Records from a data collection
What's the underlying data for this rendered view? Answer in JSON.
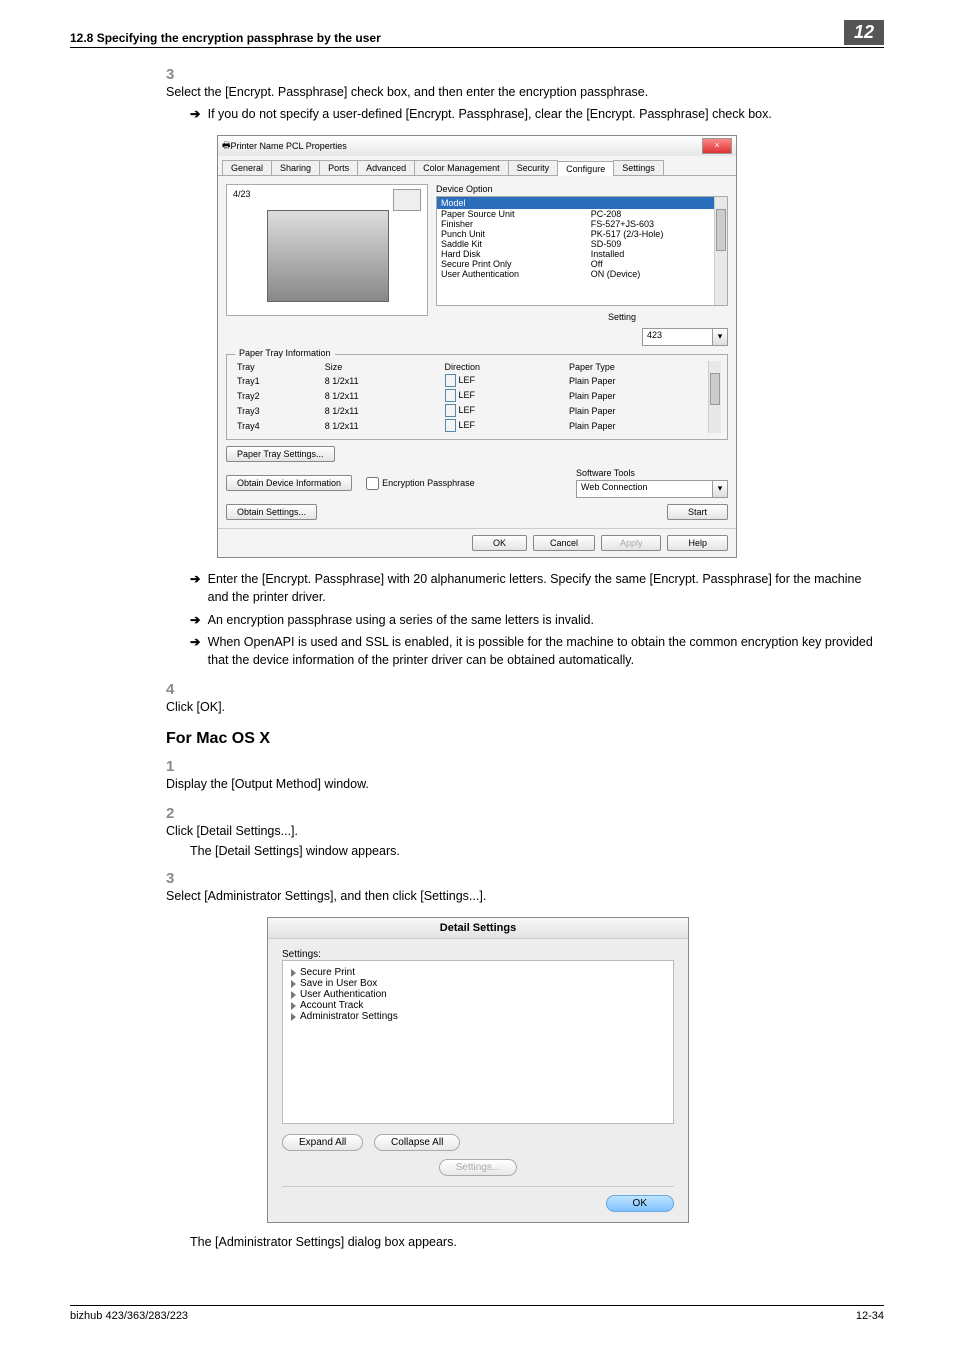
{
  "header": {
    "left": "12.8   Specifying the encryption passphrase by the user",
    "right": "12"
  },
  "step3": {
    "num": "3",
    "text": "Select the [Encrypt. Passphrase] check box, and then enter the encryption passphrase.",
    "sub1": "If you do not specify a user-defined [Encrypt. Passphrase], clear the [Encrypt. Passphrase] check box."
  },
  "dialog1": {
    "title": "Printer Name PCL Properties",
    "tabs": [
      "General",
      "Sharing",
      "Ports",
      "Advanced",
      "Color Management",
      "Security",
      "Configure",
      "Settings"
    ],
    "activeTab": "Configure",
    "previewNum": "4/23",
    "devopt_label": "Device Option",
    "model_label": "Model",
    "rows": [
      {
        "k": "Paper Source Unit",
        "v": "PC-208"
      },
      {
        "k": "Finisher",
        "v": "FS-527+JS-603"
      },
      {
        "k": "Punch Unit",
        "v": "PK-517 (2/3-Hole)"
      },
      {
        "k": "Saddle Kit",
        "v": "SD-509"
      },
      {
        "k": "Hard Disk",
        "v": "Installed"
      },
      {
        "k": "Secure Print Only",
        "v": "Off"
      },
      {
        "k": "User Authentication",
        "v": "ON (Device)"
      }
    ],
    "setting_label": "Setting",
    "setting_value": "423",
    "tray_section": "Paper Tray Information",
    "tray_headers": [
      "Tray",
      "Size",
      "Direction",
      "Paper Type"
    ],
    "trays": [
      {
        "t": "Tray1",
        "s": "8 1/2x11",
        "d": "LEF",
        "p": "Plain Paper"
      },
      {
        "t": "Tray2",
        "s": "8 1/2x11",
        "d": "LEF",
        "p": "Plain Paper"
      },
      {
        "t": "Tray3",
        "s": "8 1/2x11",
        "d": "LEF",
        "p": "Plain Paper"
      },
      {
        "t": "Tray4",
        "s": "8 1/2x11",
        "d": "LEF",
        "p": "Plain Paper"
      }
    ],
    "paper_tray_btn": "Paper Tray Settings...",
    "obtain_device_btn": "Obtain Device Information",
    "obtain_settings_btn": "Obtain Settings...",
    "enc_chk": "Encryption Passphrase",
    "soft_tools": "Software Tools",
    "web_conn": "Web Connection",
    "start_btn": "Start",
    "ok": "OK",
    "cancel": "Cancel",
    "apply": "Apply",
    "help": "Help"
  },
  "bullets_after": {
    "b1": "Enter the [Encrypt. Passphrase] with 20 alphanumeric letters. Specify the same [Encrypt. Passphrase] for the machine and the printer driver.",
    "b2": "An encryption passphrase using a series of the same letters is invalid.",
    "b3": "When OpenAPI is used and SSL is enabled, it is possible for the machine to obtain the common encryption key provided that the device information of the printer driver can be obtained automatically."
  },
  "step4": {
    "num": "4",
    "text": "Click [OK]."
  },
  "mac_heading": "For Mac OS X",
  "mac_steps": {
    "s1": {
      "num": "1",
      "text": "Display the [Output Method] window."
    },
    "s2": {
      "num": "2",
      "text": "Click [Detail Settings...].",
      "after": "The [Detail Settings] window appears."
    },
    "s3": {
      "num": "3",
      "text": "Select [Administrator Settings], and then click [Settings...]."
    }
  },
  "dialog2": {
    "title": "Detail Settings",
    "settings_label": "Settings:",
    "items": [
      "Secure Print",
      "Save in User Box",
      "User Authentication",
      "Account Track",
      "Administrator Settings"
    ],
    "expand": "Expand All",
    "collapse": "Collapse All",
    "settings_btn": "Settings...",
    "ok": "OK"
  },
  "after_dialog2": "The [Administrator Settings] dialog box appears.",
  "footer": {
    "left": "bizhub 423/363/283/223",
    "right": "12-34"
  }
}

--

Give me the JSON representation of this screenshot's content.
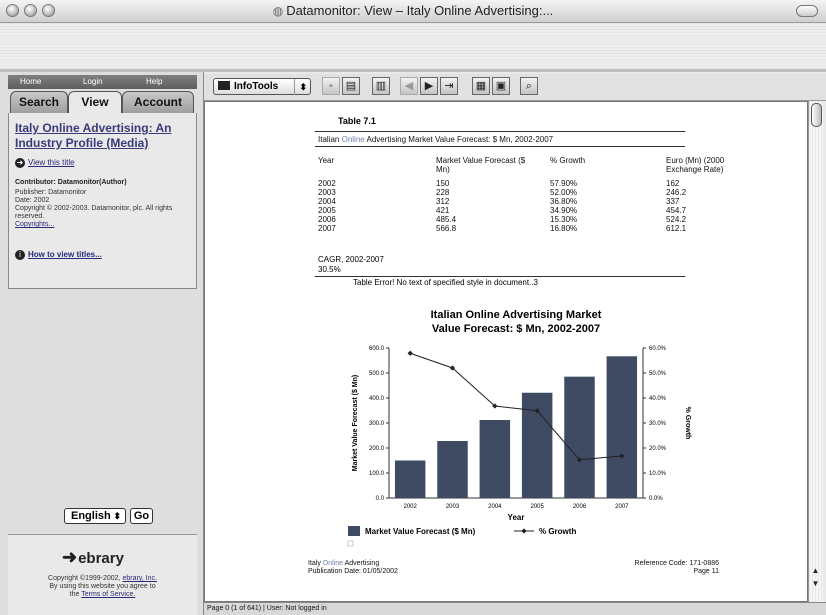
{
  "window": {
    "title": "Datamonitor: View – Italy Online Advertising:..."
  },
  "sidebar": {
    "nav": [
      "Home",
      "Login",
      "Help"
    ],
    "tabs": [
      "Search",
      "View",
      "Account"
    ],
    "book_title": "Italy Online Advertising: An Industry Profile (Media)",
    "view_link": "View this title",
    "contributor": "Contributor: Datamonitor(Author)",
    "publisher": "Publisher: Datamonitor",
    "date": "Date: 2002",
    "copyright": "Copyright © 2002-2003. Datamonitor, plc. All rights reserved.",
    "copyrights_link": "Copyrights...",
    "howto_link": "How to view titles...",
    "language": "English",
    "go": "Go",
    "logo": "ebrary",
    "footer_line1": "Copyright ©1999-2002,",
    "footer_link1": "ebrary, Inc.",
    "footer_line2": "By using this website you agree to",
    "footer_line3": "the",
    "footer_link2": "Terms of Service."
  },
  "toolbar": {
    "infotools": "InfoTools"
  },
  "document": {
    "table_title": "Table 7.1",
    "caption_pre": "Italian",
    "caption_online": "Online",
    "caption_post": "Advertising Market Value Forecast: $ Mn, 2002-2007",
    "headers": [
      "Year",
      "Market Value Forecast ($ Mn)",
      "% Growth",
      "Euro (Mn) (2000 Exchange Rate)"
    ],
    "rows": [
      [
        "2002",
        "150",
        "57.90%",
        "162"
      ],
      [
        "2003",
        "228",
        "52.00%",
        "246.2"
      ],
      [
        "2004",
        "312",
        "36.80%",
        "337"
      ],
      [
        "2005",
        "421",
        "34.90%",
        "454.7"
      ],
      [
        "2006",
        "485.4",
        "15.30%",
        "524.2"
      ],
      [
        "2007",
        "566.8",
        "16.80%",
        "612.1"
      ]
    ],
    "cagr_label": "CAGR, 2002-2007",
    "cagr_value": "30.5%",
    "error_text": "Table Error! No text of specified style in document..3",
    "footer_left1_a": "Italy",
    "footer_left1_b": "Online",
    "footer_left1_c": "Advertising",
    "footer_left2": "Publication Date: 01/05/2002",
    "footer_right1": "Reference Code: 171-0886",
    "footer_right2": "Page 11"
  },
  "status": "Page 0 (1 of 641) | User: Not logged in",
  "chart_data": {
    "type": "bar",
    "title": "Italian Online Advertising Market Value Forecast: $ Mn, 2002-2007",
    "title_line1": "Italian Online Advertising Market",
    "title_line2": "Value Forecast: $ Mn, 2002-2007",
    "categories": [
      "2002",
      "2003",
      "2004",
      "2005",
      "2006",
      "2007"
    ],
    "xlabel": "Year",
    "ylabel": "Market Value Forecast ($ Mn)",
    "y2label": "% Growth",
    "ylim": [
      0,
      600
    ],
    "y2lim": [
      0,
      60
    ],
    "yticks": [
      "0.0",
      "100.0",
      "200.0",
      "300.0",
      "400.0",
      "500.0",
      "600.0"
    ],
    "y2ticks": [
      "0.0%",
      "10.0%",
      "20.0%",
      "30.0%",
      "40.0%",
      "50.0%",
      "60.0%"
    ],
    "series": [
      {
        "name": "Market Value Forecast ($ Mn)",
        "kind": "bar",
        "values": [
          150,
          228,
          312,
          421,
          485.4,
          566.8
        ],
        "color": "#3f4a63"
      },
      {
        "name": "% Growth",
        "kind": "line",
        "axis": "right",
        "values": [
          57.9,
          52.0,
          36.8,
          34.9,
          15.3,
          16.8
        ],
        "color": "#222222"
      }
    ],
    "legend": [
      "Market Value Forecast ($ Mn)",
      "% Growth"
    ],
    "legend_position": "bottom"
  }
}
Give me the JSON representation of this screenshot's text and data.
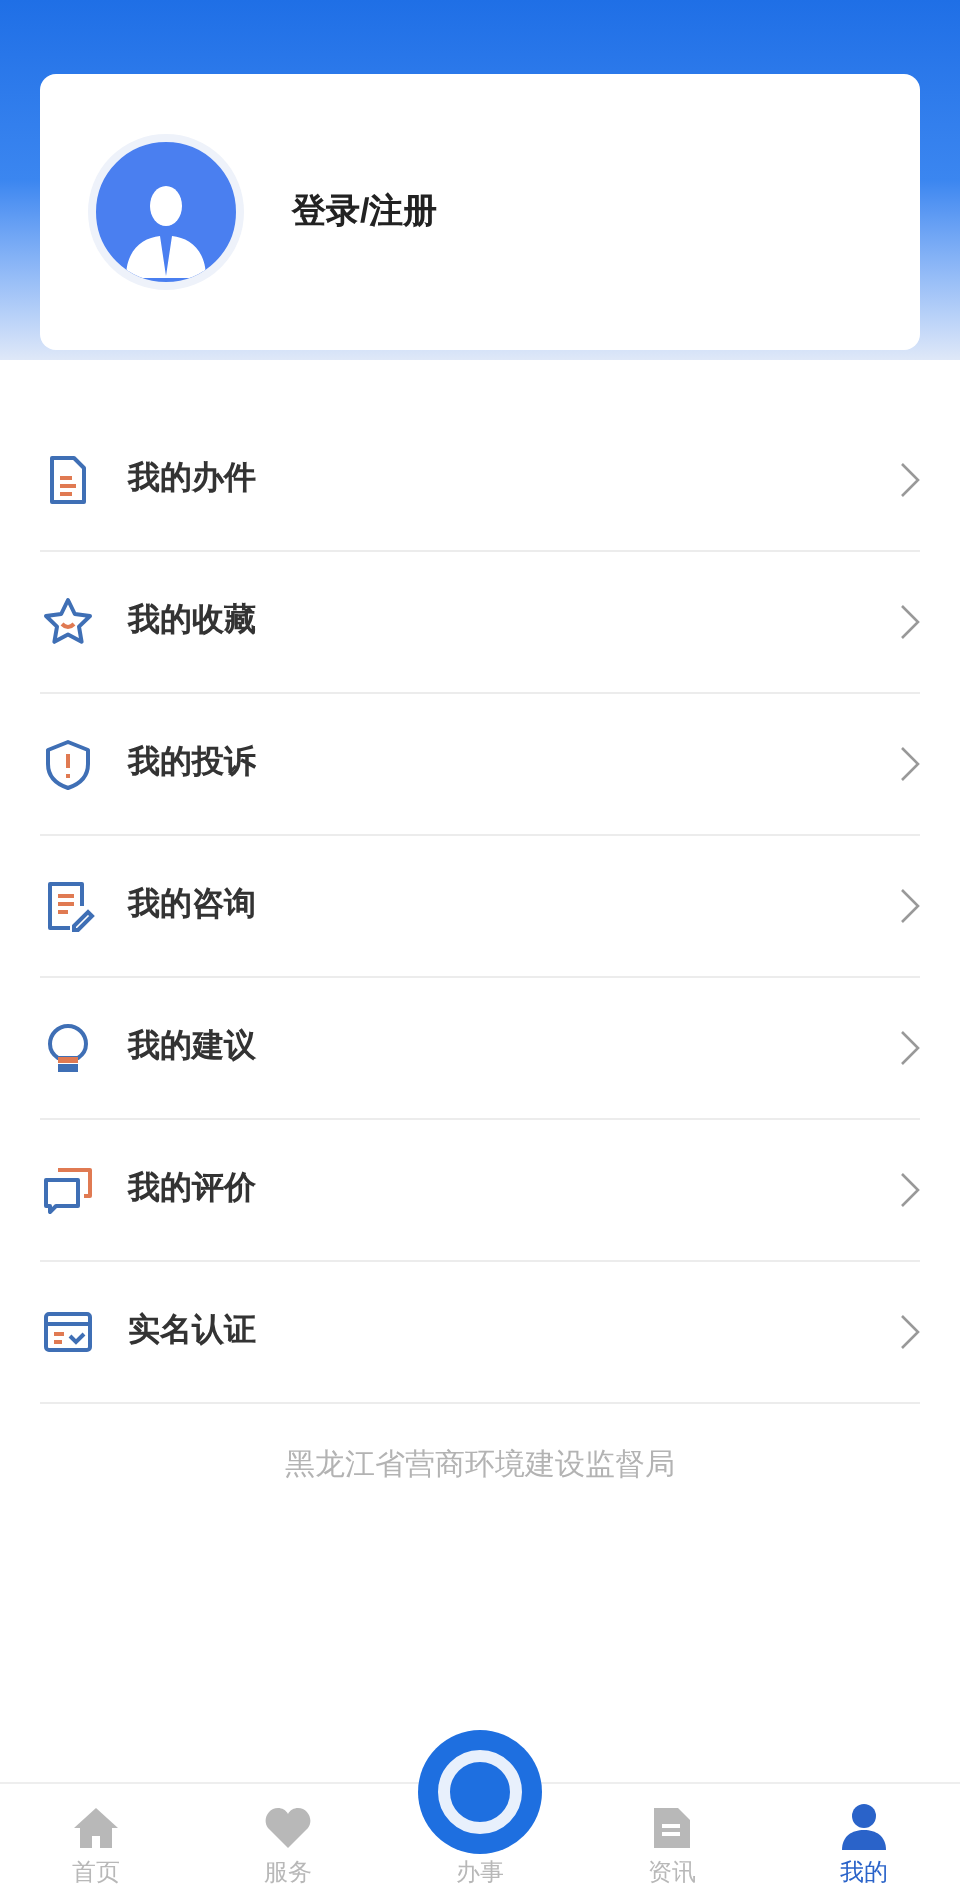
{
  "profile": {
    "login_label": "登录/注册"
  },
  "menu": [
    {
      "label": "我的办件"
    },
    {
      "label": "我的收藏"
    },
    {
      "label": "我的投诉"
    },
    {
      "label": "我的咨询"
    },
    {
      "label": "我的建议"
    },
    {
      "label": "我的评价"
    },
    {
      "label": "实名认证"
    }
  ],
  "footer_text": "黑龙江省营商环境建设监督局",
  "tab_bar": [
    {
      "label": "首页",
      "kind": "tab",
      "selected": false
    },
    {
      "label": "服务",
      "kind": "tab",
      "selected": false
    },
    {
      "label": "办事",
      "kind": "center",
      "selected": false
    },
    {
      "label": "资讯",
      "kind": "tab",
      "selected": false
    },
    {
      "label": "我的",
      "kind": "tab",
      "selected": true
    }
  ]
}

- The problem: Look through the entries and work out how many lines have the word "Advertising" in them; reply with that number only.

- Written solution: 6